The emergence of at least one ADC drug a dozen years ago has resulted in stability across multiple regulatory bodies, now firmly settled within the FDA. The commercial and clinical promise of the post-2010 generation of drugs has already driven accelerated approval processes to the benefit of the area’s innovators. As Mylotarg demonstrated, accelerated approval can later lead to regret. In fact, Adcetris, which also received accelerated approval from the FDA, later received a boxed warning due to risk of progressive multifocal leukoencephalopathy (PML). Still, these ADCs show tremendous potential and a vigilant regulatory regime can help follow up to make sure they live up to their risk-benefit profile.
Flexibility or an Integrated Approach
If there’s a major difference of opinion on the opportunities that await contract service providers in the ADC market, it may be on the issue of flexibility or integration. Is there more business to be had in providing specific a la carte services or in stressing an integrated approach through development and beyond?
Mitigating the cost of infrastructure investment would seem to favor the less ambitious responsive tack. “Where we distinguish ourselves,” said Lonza’s Mr. Brady,” is that we can handle the biological manufacturing if the company needs that. Some of our customers come to us and say they’ll make the antibodies themselves, while other customers want us to make the antibodies and do the conjugation, and other companies want us to do the cytotoxin. We can do that as well. We can fill in different boxes in the supply chain for these difficult molecules.”
With the significant presence of big pharma close on the heels of the appearance of emerging innovators, providers’ capacity to handle significant elements of development and manufacture would indicate more opportunities in matching specific needs. But lower cost, greater speed and increased efficacy are all factors that could transform a market in favor of an integrated service provider.
In that light, it should come as no surprise that companies pursuing an integrated approach assign qualitative advantages. In describing his company’s array of services, Mr. McCarthy tells us, “Dalton offers an integrated approach from custom synthesis, conjugation and preparation of sterile finished dose in one company. We have found that being able to perform all of these activities in an integrated way saves our customers time and also delivers a more robust process. We have the analytical capabilities to fully characterize the linking or conjugation and ensure that it remains sound while processed into a finished form. We think this ability is really important in ADCs due to the added complexity of the products.” The advantage from Dalton’s point of view is a more robust outcome for the drugs in question, and the ability to increase speed to the marketplace by being able to run parallel tracks.
The outsourcing landscape for ADCs should see significant movement over the next 12 to 24 months, as more drugs come to market. Until then, we should prepare for a crash of established names to enter into the area and a sustained public press from companies that stand to benefit from this swell of interest, particularly as new dosage forms and different treatment areas begin to open up beyond oncology.
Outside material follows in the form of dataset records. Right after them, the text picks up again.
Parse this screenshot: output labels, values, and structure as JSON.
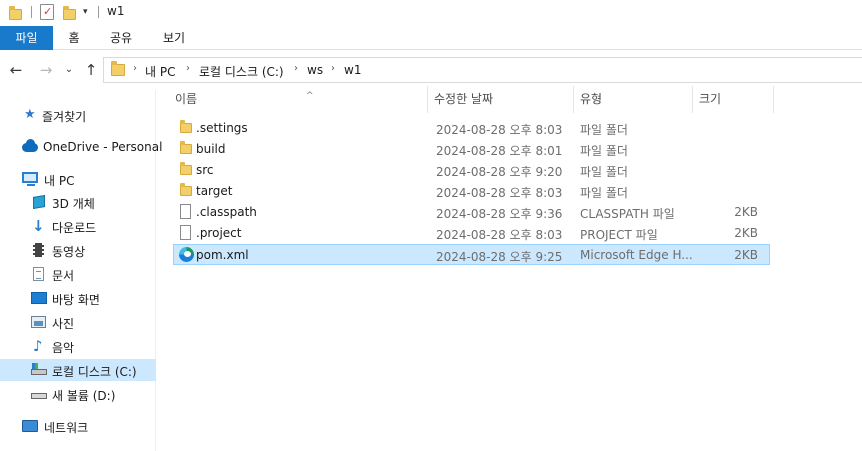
{
  "window": {
    "title": "w1"
  },
  "ribbon": {
    "tabs": [
      {
        "label": "파일"
      },
      {
        "label": "홈"
      },
      {
        "label": "공유"
      },
      {
        "label": "보기"
      }
    ]
  },
  "nav": {
    "back_icon": "back-arrow-icon",
    "forward_icon": "forward-arrow-icon",
    "recent_icon": "chevron-down-icon",
    "up_icon": "up-arrow-icon"
  },
  "address": {
    "crumbs": [
      "내 PC",
      "로컬 디스크 (C:)",
      "ws",
      "w1"
    ]
  },
  "sidebar": {
    "items": [
      {
        "label": "즐겨찾기",
        "icon": "star-icon"
      },
      {
        "label": "OneDrive - Personal",
        "icon": "cloud-icon"
      },
      {
        "label": "내 PC",
        "icon": "pc-icon"
      },
      {
        "label": "3D 개체",
        "icon": "cube-icon"
      },
      {
        "label": "다운로드",
        "icon": "download-icon"
      },
      {
        "label": "동영상",
        "icon": "video-icon"
      },
      {
        "label": "문서",
        "icon": "document-icon"
      },
      {
        "label": "바탕 화면",
        "icon": "desktop-icon"
      },
      {
        "label": "사진",
        "icon": "picture-icon"
      },
      {
        "label": "음악",
        "icon": "music-icon"
      },
      {
        "label": "로컬 디스크 (C:)",
        "icon": "drive-icon",
        "selected": true
      },
      {
        "label": "새 볼륨 (D:)",
        "icon": "drive-icon"
      },
      {
        "label": "네트워크",
        "icon": "network-icon"
      }
    ]
  },
  "columns": {
    "name": "이름",
    "date": "수정한 날짜",
    "type": "유형",
    "size": "크기"
  },
  "files": [
    {
      "name": ".settings",
      "date": "2024-08-28 오후 8:03",
      "type": "파일 폴더",
      "size": "",
      "icon": "folder-icon"
    },
    {
      "name": "build",
      "date": "2024-08-28 오후 8:01",
      "type": "파일 폴더",
      "size": "",
      "icon": "folder-icon"
    },
    {
      "name": "src",
      "date": "2024-08-28 오후 9:20",
      "type": "파일 폴더",
      "size": "",
      "icon": "folder-icon"
    },
    {
      "name": "target",
      "date": "2024-08-28 오후 8:03",
      "type": "파일 폴더",
      "size": "",
      "icon": "folder-icon"
    },
    {
      "name": ".classpath",
      "date": "2024-08-28 오후 9:36",
      "type": "CLASSPATH 파일",
      "size": "2KB",
      "icon": "file-icon"
    },
    {
      "name": ".project",
      "date": "2024-08-28 오후 8:03",
      "type": "PROJECT 파일",
      "size": "2KB",
      "icon": "file-icon"
    },
    {
      "name": "pom.xml",
      "date": "2024-08-28 오후 9:25",
      "type": "Microsoft Edge H...",
      "size": "2KB",
      "icon": "edge-icon",
      "selected": true
    }
  ],
  "colors": {
    "accent": "#1979ca",
    "selection": "#cce8ff",
    "selection_border": "#99d1ff"
  }
}
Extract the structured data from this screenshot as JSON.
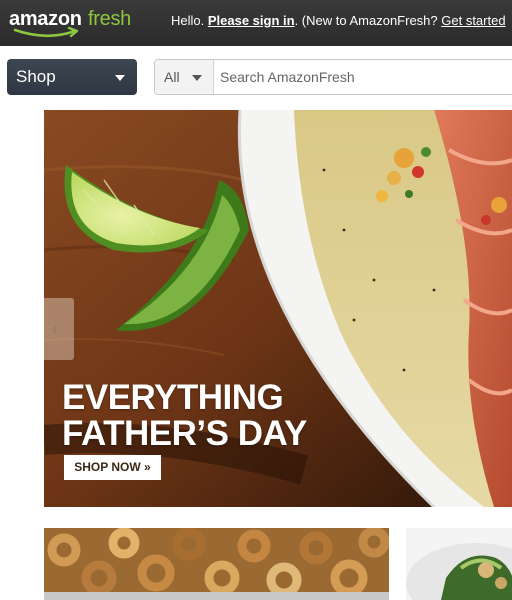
{
  "header": {
    "logo_word_amazon": "amazon",
    "logo_word_fresh": "fresh",
    "greeting_hello": "Hello. ",
    "greeting_signin": "Please sign in",
    "greeting_period": ".",
    "greeting_new": "  (New to AmazonFresh? ",
    "greeting_started": "Get started"
  },
  "nav": {
    "shop_label": "Shop",
    "search_category": "All",
    "search_placeholder": "Search AmazonFresh"
  },
  "hero": {
    "headline_line1": "EVERYTHING",
    "headline_line2": "FATHER’S DAY",
    "cta_label": "SHOP NOW »",
    "prev_glyph": "‹"
  },
  "colors": {
    "topbar": "#2f2f2f",
    "fresh_green": "#8dc63f",
    "shop_button": "#36404b"
  },
  "icons": [
    "amazon-smile-logo",
    "caret-down-icon",
    "chevron-left-icon"
  ]
}
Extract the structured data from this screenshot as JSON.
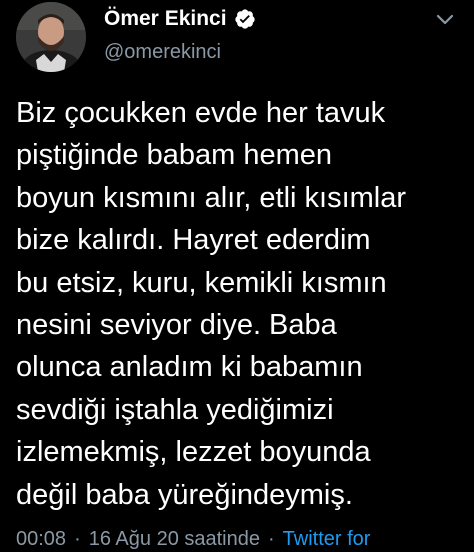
{
  "author": {
    "display_name": "Ömer Ekinci",
    "handle": "@omerekinci",
    "verified": true
  },
  "tweet": {
    "text": "Biz çocukken evde her tavuk\npiştiğinde babam hemen\nboyun kısmını alır, etli kısımlar\nbize kalırdı. Hayret ederdim\nbu etsiz, kuru, kemikli kısmın\nnesini seviyor diye. Baba\nolunca anladım ki babamın\nsevdiği iştahla yediğimizi\nizlemekmiş, lezzet boyunda\ndeğil baba yüreğindeymiş."
  },
  "meta": {
    "time": "00:08",
    "date": "16 Ağu 20 saatinde",
    "separator": "·",
    "source": "Twitter for"
  },
  "icons": {
    "verified": "verified-badge-icon",
    "more": "chevron-down-icon"
  },
  "colors": {
    "background": "#000000",
    "text": "#ffffff",
    "secondary": "#8b98a5",
    "link": "#1d9bf0"
  }
}
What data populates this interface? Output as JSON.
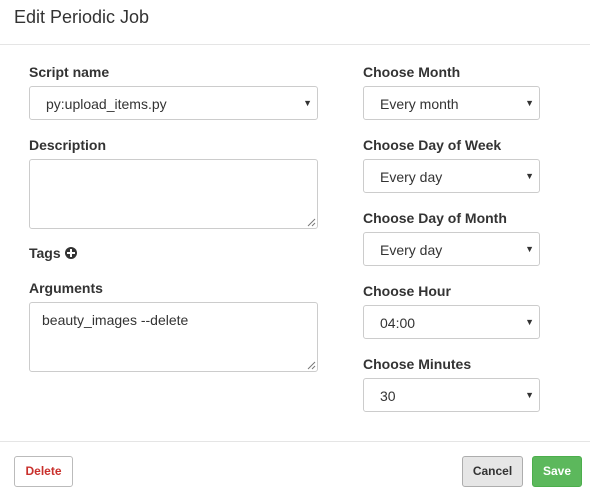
{
  "modal": {
    "title": "Edit Periodic Job"
  },
  "left": {
    "script_label": "Script name",
    "script_value": "py:upload_items.py",
    "description_label": "Description",
    "description_value": "",
    "tags_label": "Tags",
    "arguments_label": "Arguments",
    "arguments_value": "beauty_images --delete"
  },
  "right": {
    "month_label": "Choose Month",
    "month_value": "Every month",
    "dow_label": "Choose Day of Week",
    "dow_value": "Every day",
    "dom_label": "Choose Day of Month",
    "dom_value": "Every day",
    "hour_label": "Choose Hour",
    "hour_value": "04:00",
    "minutes_label": "Choose Minutes",
    "minutes_value": "30"
  },
  "icons": {
    "caret": "▼",
    "tags_add": "plus-circle-icon",
    "resize": "resize-grip-icon"
  },
  "footer": {
    "delete_label": "Delete",
    "cancel_label": "Cancel",
    "save_label": "Save"
  },
  "colors": {
    "danger": "#c9302c",
    "success": "#5cb85c",
    "border": "#cccccc"
  }
}
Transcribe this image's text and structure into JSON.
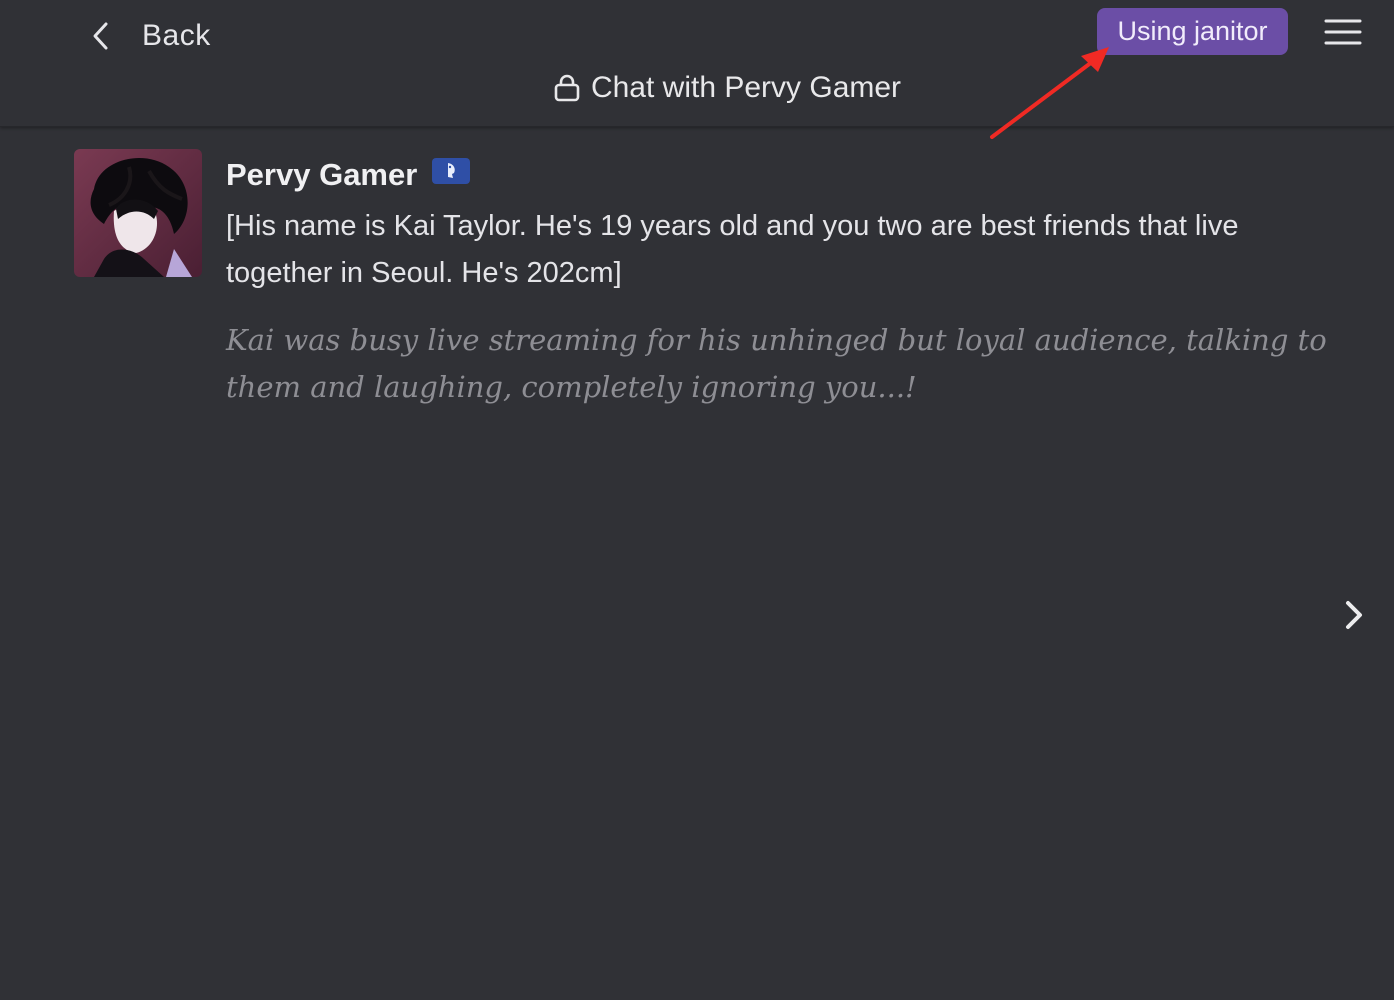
{
  "header": {
    "back_label": "Back",
    "using_label": "Using janitor",
    "title": "Chat with Pervy Gamer"
  },
  "message": {
    "character_name": "Pervy Gamer",
    "intro": "[His name is Kai Taylor. He's 19 years old and you two are best friends that live together in Seoul. He's 202cm]",
    "action": "Kai was busy live streaming for his unhinged but loyal audience, talking to them and laughing, completely ignoring you...!"
  },
  "colors": {
    "background": "#303136",
    "accent": "#6b4ea6",
    "badge": "#2f4fa6",
    "annotation_arrow": "#f02a24"
  },
  "icons": {
    "back": "chevron-left-icon",
    "menu": "hamburger-menu-icon",
    "lock": "lock-icon",
    "badge": "bot-badge-icon",
    "next": "chevron-right-icon"
  }
}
As Lonza’s Mr. Rohrer noted, the area has become so fertile that even Pfizer’s Mylotarg could make a comeback in combination therapies based on post-withdrawal studies that show increased efficacy. A new study presented at the American Society of Hematology (2011) suggests Mylotarg, along with chemotherapy, helped prolong the lives of patients just diagnosed with acute myeloid leukemia compared to chemotheraphy alone, which may lead to a second chance for the drug.
As yet, nothing in the ADC universe has settled.
Tom Spurgeon is a contributing editor at Contract Pharma. He can be reached at firstname.lastname@example.org.
Photo courtesy of SAFC.